5/1, 10/1, 10,000/1? On the popular products pictured above, numbers like these don’t mean anything useful at all.


Test Herbal Products In 5 Minutes

Commercial brands can have great marketing appeal, but anything more?
How to . . .

Below is a simple method to compare two product brands. They can be pills, capsules, tinctures, etc. With practice, we can evaluate by simply dissolving a pill in the mouth.

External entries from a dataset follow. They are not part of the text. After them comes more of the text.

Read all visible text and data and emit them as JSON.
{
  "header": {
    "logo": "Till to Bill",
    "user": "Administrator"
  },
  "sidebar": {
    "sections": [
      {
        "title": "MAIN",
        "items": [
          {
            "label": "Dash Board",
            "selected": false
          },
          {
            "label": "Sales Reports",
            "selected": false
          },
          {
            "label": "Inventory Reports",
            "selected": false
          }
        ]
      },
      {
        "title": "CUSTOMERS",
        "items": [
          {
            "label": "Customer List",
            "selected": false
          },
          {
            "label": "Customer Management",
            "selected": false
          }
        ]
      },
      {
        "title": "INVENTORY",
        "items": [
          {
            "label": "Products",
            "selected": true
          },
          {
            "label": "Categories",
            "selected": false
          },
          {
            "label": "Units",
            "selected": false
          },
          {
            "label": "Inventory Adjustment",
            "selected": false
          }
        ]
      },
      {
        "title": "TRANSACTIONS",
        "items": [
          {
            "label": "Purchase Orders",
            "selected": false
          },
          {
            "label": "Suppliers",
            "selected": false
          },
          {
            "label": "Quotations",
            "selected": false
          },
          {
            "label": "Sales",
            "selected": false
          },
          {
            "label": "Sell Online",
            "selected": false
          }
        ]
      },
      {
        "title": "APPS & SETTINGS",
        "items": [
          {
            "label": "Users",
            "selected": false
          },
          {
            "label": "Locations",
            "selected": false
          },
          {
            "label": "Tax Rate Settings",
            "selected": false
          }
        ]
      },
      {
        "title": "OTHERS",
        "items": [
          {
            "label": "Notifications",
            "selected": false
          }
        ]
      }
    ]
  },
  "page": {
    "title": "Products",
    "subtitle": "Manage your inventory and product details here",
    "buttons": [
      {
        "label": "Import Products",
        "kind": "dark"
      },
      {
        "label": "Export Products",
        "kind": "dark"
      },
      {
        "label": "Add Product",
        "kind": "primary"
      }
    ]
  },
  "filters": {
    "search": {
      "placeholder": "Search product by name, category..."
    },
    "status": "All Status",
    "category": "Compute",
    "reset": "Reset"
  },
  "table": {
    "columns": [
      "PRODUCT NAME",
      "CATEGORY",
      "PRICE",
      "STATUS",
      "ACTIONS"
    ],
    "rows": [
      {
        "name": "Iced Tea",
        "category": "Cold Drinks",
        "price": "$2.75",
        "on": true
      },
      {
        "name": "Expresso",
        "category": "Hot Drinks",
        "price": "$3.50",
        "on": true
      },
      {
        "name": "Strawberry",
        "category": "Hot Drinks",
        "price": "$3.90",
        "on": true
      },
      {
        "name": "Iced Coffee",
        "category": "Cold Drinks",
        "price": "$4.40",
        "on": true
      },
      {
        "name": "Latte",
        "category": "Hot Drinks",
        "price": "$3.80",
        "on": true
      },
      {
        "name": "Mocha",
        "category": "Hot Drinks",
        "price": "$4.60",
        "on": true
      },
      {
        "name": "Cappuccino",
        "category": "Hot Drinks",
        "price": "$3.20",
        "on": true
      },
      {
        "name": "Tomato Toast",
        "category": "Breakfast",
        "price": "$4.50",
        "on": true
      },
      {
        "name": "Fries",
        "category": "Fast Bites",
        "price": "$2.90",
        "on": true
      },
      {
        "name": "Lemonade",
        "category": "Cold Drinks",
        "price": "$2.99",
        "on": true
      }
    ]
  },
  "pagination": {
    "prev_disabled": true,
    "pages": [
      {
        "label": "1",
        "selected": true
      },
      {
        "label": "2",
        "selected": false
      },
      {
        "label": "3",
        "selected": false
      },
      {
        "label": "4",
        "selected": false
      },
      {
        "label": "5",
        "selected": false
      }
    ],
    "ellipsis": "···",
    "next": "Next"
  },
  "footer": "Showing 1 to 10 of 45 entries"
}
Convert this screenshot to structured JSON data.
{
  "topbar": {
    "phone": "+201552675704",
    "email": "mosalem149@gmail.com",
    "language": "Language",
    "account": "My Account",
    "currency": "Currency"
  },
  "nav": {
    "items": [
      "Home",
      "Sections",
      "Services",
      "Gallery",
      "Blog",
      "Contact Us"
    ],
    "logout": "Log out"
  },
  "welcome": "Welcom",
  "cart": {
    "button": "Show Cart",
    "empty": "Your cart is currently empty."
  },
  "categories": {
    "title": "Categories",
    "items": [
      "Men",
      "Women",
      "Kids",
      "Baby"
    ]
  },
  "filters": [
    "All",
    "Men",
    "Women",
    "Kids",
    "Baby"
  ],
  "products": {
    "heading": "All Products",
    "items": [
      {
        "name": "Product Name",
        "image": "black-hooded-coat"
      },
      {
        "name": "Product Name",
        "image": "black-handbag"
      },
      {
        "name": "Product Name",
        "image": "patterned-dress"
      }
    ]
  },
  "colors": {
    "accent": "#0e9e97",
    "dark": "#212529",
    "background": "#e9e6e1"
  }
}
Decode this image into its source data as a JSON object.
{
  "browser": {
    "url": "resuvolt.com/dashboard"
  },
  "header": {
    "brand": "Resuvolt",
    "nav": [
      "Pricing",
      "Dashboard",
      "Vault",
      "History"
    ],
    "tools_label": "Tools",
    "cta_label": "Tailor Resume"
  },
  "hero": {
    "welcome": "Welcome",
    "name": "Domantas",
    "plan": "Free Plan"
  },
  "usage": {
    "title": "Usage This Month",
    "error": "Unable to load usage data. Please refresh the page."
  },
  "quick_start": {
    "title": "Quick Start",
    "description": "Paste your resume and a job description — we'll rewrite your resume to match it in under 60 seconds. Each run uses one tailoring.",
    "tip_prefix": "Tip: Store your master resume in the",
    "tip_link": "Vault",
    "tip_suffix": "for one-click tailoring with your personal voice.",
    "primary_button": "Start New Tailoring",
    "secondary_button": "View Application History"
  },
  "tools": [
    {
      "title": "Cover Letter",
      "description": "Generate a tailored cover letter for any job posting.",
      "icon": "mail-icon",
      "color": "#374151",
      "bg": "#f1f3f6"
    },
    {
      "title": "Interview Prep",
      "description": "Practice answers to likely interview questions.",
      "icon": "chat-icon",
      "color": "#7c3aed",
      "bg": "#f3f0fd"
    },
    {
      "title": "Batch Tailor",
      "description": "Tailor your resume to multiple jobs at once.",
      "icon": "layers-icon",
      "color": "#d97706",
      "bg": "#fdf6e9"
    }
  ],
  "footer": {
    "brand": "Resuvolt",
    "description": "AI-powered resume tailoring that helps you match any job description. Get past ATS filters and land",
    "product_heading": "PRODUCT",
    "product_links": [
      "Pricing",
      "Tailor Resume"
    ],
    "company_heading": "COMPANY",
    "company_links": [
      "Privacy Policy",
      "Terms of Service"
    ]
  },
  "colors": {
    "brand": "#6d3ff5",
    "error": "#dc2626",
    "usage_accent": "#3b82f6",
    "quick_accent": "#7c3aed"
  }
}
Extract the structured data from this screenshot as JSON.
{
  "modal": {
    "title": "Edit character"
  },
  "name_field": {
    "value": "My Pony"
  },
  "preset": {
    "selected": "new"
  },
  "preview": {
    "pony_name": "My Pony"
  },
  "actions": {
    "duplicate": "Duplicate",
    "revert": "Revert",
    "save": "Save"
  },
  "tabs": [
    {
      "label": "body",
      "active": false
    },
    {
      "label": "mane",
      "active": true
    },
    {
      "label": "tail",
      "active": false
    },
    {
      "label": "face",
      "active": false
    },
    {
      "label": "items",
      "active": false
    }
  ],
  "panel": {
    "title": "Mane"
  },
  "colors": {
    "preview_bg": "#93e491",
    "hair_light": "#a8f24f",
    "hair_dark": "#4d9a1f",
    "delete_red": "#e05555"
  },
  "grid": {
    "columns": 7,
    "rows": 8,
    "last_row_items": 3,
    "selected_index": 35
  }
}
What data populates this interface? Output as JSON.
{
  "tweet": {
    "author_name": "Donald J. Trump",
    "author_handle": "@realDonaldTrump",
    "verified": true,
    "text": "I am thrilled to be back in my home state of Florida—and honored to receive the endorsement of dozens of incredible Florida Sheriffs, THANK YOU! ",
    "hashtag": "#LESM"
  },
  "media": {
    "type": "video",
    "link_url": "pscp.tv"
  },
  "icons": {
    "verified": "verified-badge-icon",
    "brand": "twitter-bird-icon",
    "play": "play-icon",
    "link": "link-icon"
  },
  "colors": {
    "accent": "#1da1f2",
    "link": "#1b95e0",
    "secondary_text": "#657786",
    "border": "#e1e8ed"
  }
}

  1. Choose a formula or choose a single herb. Acquire a sample of that same formula or single herb from different concentrate manufacturers.
  2. Place a dosage of each brand in separate clear glasses; each cup containing about four ounces of room-temp water. Liquids are easy; tablets may take a couple hours to dissolve. After all have turned back into the teas they once were, stir…
  3. Consciously taste the potency expressed in its flavor, and hold it in your mouth. Those flavors are meant to course through your bloodstream altering the balance or challenging pathogens. Is the flavor strong or weak? This tells us if an herbal combination is strong or weak. Dull, stale, tasting turmeric is not going to make delicious curry or invigorate the blood.
  4. How does color and fragrance compare? Fragrances reflect potency. Which brand is more vibrant with color and fragrance? Use the strong one for better results. Garlic, as with many other herbs, loses strength the longer it is cooked! Note: Liquids with high alcohol content will irritate the tongue causing the herbs to seem stronger than they are.
    Test regularly! Be honest with yourself! Keep them honest!


Concerning those Cheap Little Pills…

The bitterness of poor quality remains long after the sweetness of cheap price is forgotten.

Not recommended: Dispensing the cheapest mass-market herbal pills, also known as “tourist TCM”; like those little circular, brown, pills, and trying to compensate for their low potency by simply increasing the dosage.

Recommended: Thinking about why those “tea pills” when dissolved in water, do not taste similar to a tea of the same formula made from raw herbs…


—–“We must not blindly kowtow to ostentatious marketing” -JM